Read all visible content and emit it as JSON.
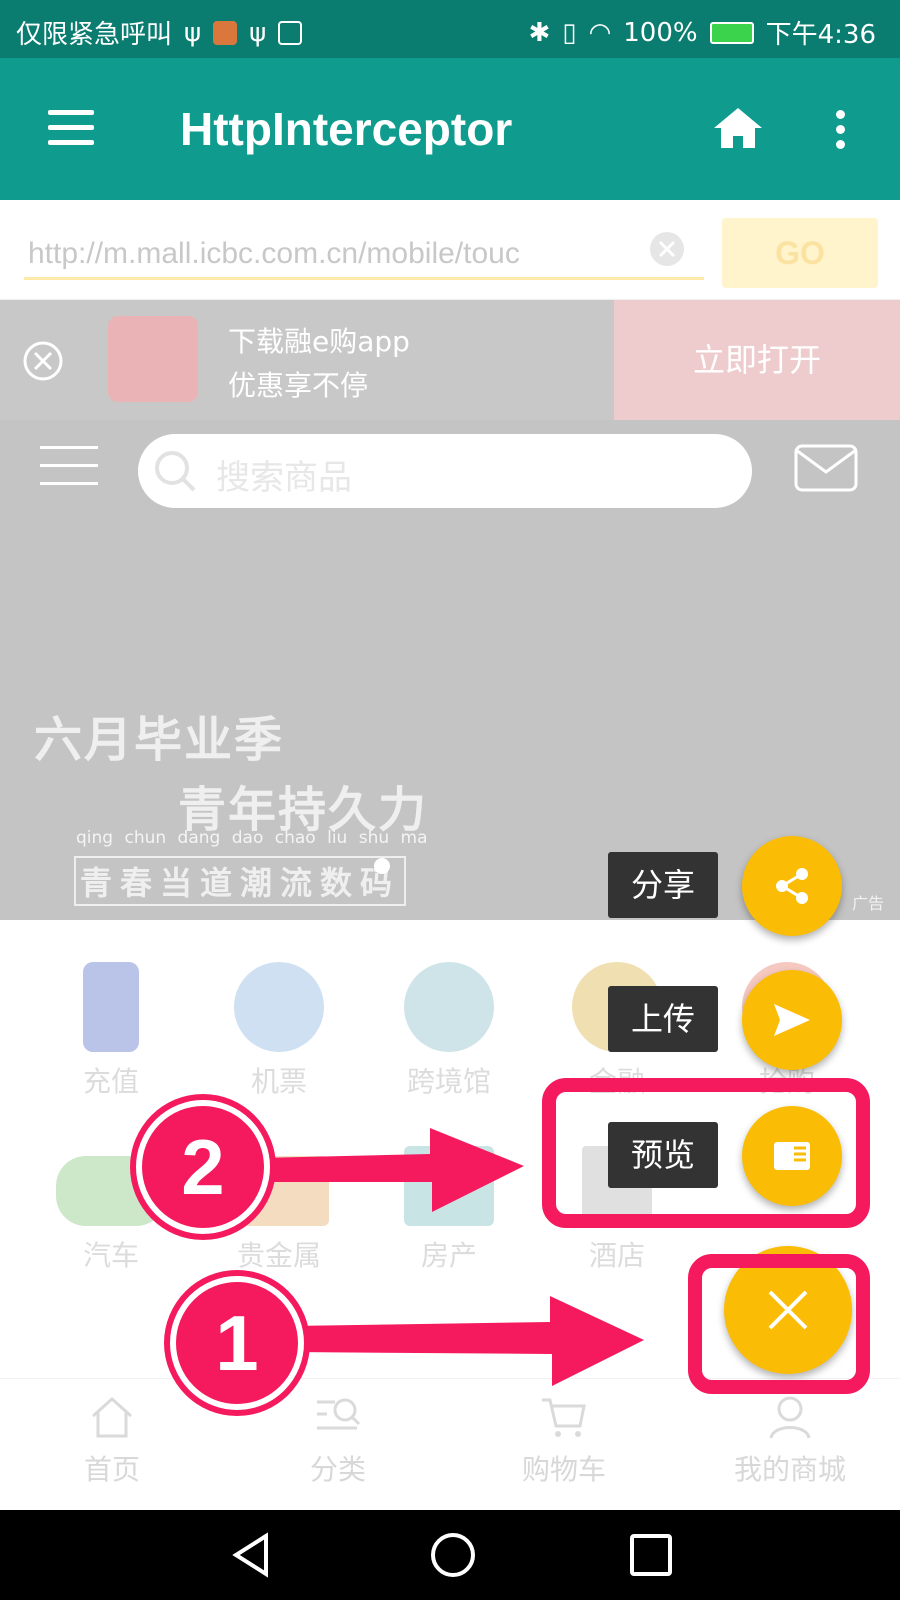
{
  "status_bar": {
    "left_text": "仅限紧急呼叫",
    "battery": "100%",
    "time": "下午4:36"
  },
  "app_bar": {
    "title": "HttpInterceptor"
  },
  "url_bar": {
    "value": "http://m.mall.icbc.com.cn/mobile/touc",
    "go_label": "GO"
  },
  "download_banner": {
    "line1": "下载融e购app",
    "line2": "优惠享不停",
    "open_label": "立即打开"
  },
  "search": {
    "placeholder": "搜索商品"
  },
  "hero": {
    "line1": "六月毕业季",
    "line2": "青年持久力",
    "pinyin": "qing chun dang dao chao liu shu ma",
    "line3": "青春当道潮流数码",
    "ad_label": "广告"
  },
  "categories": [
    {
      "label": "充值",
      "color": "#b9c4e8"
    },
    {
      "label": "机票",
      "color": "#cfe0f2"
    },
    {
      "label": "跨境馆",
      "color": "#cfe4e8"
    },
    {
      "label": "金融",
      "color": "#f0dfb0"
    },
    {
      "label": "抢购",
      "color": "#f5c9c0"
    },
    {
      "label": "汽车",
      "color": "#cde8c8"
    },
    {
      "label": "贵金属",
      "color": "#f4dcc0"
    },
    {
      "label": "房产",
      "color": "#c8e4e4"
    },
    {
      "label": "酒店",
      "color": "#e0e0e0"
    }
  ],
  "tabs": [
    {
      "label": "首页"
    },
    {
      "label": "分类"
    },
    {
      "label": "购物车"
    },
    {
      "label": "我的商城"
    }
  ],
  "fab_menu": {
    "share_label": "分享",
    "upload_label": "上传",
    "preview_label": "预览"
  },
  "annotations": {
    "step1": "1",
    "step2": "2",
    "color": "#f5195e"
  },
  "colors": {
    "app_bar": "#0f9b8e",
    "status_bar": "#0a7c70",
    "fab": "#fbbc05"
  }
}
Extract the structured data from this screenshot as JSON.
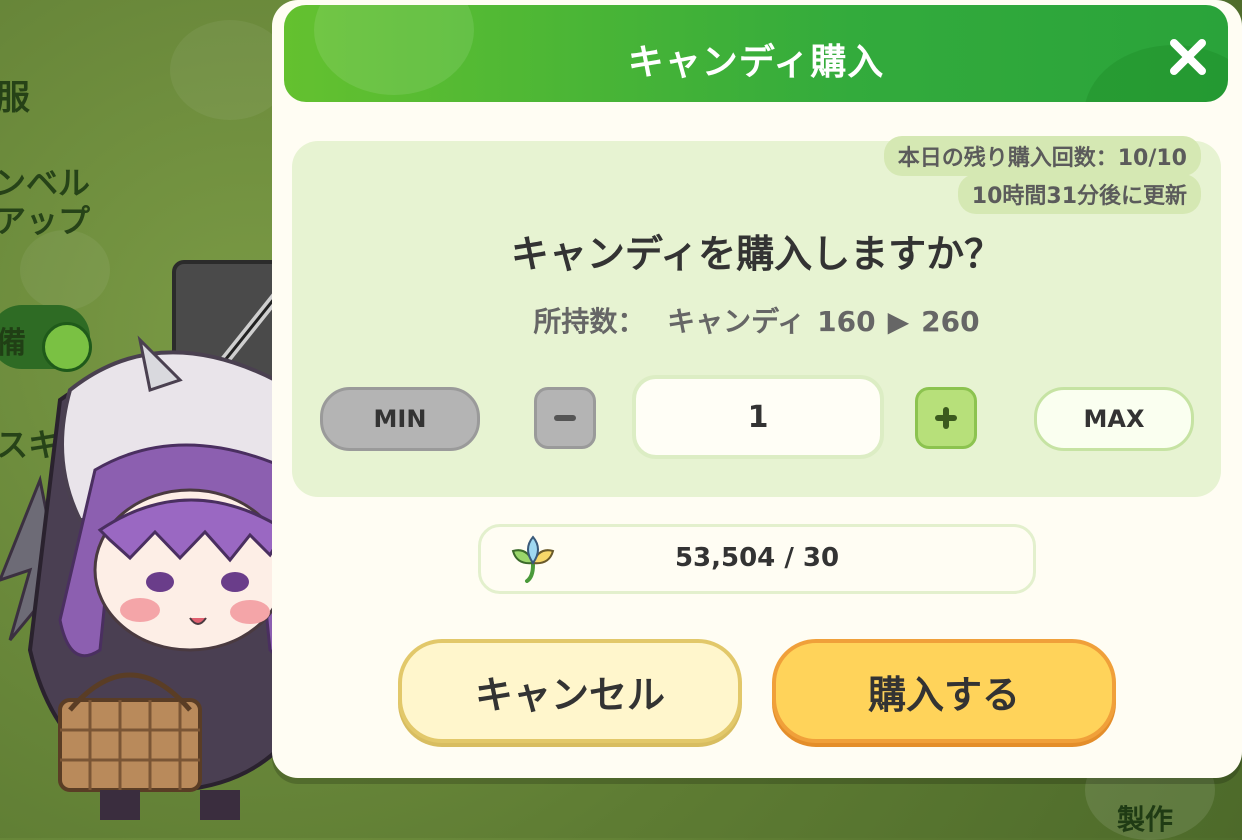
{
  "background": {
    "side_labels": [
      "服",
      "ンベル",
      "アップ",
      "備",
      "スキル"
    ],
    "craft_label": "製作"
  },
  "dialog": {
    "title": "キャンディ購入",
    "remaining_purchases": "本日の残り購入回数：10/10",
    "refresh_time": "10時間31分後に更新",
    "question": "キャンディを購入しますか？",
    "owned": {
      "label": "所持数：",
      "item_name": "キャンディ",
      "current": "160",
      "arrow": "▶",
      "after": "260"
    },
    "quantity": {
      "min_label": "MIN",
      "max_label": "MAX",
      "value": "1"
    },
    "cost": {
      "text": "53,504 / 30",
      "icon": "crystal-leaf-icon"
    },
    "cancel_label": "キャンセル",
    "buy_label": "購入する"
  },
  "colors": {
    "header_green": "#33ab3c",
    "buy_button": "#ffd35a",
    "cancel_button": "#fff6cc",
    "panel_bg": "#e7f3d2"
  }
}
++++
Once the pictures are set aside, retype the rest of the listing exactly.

Read all visible content and emit it as JSON.
{
  "status_bar": {
    "left_text": "仅限紧急呼叫",
    "battery": "100%",
    "time": "下午4:36"
  },
  "app_bar": {
    "title": "HttpInterceptor"
  },
  "url_bar": {
    "value": "http://m.mall.icbc.com.cn/mobile/touc",
    "go_label": "GO"
  },
  "download_banner": {
    "line1": "下载融e购app",
    "line2": "优惠享不停",
    "open_label": "立即打开"
  },
  "search": {
    "placeholder": "搜索商品"
  },
  "hero": {
    "line1": "六月毕业季",
    "line2": "青年持久力",
    "pinyin": "qing chun dang dao chao liu shu ma",
    "line3": "青春当道潮流数码",
    "ad_label": "广告"
  },
  "categories": [
    {
      "label": "充值",
      "color": "#b9c4e8"
    },
    {
      "label": "机票",
      "color": "#cfe0f2"
    },
    {
      "label": "跨境馆",
      "color": "#cfe4e8"
    },
    {
      "label": "金融",
      "color": "#f0dfb0"
    },
    {
      "label": "抢购",
      "color": "#f5c9c0"
    },
    {
      "label": "汽车",
      "color": "#cde8c8"
    },
    {
      "label": "贵金属",
      "color": "#f4dcc0"
    },
    {
      "label": "房产",
      "color": "#c8e4e4"
    },
    {
      "label": "酒店",
      "color": "#e0e0e0"
    }
  ],
  "tabs": [
    {
      "label": "首页"
    },
    {
      "label": "分类"
    },
    {
      "label": "购物车"
    },
    {
      "label": "我的商城"
    }
  ],
  "fab_menu": {
    "share_label": "分享",
    "upload_label": "上传",
    "preview_label": "预览"
  },
  "annotations": {
    "step1": "1",
    "step2": "2",
    "color": "#f5195e"
  },
  "colors": {
    "app_bar": "#0f9b8e",
    "status_bar": "#0a7c70",
    "fab": "#fbbc05"
  }
}
Extract the structured data from this screenshot as JSON.
{
  "background": {
    "side_labels": [
      "服",
      "ンベル",
      "アップ",
      "備",
      "スキル"
    ],
    "craft_label": "製作"
  },
  "dialog": {
    "title": "キャンディ購入",
    "remaining_purchases": "本日の残り購入回数：10/10",
    "refresh_time": "10時間31分後に更新",
    "question": "キャンディを購入しますか？",
    "owned": {
      "label": "所持数：",
      "item_name": "キャンディ",
      "current": "160",
      "arrow": "▶",
      "after": "260"
    },
    "quantity": {
      "min_label": "MIN",
      "max_label": "MAX",
      "value": "1"
    },
    "cost": {
      "text": "53,504 / 30",
      "icon": "crystal-leaf-icon"
    },
    "cancel_label": "キャンセル",
    "buy_label": "購入する"
  },
  "colors": {
    "header_green": "#33ab3c",
    "buy_button": "#ffd35a",
    "cancel_button": "#fff6cc",
    "panel_bg": "#e7f3d2"
  }
}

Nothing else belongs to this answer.